A participant’s contribution to a 401(k) or 403(b) plan has no bearing on the amount he or she can contribute to a 457(b) plan. For example, an employee participating in a 403(b) and 457(b) plan can make contributions up to $17,500 to each plan in 2013.

Does The IRS Allow For Catch-Up Contributions?

Yes. For both governmental and non-governmental plans that qualify, there is what the IRS calls a “Special Catch-Up” available for one or more of the last three taxable years ending before the calendar year the participant reaches normal retirement age. This “Special Catch-Up” provides the potential for qualifying participants to contribute up to an additional $17,500 in 2013. Additionally, participants 50 years or older in plans sponsored by governmental entities may be eligible to contribute an additional $5,500 in 2013.[1]

Is There A Trust Requirement?

For governmental entities, the plan must be funded by a trust or insurance contract that is segregated from the claims of the employer’s creditors. However, non-governmental entities must hold 457(b) contributions as the organization’s assets that are subject to claims of the employer’s creditors.

What Are The Advantages?

Contributions to a 457(b) plan and earnings on such contributions are tax-deferred until retirement. Contributing to a 457(b) plan may also lower a participant’s current taxable income. Individuals participating in both a 403(b) and 457(b) plan are able to contribute more money towards retirement than individuals participating in only a 403(b) or 401(k) plan.

Who Should Consider A 457(b) Plan?

Any governmental or non-governmental tax-exempt entity with employees (e.g., a head master or principal) who wish to contribute additional sums toward retirement on a tax-deferred basis but are unable to do so either due to earning more than the maximum salary allowed under a 403(b) plan or reaching the deferral limits on a 401(k) or 403(b) plan.

Founded in the 1950s, Carroll Consultants, Ltd. has experienced professionals with a wealth of knowledge about retirement plans. If you have any questions about this article or our services, please contact Marcie Carroll, at mcarroll@cclbenefits.com, or (610) 225-1210.

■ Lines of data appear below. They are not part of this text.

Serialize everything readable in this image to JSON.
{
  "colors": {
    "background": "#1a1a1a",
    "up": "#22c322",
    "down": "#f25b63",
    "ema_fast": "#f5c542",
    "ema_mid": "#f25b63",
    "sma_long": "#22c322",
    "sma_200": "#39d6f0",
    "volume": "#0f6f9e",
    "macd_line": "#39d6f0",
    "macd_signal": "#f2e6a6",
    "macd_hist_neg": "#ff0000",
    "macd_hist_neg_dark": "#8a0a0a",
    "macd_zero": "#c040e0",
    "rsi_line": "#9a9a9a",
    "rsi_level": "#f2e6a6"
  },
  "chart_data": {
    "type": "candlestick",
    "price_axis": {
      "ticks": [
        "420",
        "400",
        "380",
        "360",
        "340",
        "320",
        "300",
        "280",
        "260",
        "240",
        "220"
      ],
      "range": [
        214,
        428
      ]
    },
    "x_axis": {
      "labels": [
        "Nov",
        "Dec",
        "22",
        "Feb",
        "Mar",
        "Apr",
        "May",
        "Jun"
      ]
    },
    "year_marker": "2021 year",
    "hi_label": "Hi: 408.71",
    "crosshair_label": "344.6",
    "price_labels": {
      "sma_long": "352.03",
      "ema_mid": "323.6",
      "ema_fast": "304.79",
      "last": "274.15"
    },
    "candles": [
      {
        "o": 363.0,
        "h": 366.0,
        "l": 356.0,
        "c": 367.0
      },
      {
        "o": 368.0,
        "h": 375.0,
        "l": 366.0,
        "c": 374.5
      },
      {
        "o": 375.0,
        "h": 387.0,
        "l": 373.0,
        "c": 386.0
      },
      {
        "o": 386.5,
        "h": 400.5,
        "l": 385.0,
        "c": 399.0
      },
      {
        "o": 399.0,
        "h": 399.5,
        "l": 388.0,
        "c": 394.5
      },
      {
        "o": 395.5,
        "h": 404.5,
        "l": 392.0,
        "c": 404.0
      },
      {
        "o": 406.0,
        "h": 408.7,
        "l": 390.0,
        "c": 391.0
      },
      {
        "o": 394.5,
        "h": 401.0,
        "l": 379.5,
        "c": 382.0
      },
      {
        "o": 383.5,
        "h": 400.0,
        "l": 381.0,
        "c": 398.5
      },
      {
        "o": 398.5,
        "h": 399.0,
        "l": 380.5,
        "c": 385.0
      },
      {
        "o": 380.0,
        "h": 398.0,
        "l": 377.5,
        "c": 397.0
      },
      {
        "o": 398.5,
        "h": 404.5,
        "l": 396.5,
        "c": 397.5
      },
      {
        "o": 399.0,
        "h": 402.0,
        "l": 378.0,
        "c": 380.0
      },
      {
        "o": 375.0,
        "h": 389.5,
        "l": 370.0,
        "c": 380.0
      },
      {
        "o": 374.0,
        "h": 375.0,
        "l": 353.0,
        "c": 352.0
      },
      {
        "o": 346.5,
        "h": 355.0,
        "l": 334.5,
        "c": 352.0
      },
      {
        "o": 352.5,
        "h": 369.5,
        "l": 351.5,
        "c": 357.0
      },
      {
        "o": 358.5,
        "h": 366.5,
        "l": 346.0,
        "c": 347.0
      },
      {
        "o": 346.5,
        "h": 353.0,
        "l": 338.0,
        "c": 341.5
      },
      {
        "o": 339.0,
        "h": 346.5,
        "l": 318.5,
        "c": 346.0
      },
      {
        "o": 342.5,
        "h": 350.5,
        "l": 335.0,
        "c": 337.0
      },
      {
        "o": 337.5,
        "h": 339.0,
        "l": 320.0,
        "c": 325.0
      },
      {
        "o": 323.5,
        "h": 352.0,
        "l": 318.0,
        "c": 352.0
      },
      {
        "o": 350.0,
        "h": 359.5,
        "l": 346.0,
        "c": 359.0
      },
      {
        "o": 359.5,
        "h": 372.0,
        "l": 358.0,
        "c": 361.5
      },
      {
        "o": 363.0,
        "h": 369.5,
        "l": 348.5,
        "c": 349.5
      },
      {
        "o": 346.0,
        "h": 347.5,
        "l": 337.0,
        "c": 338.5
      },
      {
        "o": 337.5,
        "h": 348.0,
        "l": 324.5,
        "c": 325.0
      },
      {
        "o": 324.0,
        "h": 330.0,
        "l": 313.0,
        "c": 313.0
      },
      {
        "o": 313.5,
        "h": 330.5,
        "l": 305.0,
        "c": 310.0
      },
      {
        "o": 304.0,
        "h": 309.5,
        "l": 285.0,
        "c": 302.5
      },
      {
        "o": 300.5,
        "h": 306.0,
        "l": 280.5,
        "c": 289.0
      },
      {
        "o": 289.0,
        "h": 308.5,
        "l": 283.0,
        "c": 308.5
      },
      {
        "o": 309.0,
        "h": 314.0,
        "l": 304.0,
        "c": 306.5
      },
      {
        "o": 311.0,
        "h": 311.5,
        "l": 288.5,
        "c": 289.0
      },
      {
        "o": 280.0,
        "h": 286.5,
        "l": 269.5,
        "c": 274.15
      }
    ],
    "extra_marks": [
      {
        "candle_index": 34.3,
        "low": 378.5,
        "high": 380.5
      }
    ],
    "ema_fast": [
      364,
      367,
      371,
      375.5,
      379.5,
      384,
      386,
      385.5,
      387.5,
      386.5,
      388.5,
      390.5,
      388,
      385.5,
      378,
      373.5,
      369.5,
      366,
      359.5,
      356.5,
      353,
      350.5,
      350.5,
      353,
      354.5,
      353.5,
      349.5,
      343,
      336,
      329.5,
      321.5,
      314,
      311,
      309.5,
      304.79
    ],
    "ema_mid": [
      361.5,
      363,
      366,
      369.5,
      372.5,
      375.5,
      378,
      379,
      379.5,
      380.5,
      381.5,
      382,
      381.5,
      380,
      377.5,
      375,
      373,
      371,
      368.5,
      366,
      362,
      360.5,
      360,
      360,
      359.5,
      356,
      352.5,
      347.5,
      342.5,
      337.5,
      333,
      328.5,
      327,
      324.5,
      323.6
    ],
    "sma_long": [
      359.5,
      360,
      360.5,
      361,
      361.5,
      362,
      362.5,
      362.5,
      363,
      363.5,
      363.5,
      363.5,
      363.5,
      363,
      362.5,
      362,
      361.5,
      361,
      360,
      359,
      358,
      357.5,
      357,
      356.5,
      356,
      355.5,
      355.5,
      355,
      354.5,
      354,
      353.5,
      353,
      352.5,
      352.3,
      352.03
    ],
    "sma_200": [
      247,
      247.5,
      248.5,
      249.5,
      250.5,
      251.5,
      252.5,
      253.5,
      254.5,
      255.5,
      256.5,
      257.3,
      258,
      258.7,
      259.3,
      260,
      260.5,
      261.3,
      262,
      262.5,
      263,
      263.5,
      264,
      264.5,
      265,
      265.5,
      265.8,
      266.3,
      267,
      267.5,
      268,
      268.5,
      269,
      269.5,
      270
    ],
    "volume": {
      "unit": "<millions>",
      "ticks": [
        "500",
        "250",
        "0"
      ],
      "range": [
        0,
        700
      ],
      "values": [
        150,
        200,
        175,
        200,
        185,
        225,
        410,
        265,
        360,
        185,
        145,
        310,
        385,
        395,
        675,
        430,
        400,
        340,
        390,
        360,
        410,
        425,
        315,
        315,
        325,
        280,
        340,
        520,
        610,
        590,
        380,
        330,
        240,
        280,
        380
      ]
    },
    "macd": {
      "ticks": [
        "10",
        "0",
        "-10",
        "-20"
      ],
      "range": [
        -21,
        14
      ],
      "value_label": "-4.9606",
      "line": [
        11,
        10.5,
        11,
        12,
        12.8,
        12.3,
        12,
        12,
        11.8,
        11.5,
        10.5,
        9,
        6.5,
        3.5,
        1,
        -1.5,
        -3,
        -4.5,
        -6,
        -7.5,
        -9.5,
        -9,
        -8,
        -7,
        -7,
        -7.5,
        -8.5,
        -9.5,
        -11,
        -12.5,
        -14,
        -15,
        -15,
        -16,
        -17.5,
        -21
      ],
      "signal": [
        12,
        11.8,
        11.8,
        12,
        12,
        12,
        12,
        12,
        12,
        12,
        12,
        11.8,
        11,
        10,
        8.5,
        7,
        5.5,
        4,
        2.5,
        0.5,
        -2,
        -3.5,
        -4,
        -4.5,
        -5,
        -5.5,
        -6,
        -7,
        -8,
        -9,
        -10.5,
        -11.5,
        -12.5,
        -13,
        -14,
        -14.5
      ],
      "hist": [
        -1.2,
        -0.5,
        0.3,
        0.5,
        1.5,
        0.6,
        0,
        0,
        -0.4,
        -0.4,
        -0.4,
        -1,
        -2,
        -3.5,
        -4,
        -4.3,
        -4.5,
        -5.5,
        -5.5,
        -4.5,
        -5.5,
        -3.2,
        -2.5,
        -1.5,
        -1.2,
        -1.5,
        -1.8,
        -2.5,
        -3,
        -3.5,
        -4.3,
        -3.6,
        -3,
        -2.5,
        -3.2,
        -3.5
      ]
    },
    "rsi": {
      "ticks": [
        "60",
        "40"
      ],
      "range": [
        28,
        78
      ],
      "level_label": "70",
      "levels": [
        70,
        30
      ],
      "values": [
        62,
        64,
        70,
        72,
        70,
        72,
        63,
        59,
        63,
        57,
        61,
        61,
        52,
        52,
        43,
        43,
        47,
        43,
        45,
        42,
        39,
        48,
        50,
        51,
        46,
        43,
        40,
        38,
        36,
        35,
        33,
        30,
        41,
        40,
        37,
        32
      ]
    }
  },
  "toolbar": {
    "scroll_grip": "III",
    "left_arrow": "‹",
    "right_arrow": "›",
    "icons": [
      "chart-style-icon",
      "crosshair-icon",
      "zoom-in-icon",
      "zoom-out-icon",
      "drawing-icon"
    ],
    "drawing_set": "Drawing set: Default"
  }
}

This material is not intended to provide specific legal or other professional advice.

[1] Note that where a plan permits both the “Special Catch-Up” and the “Age 50 Catch-Up,” participants eligible for both must choose the option which yields the largest deferral.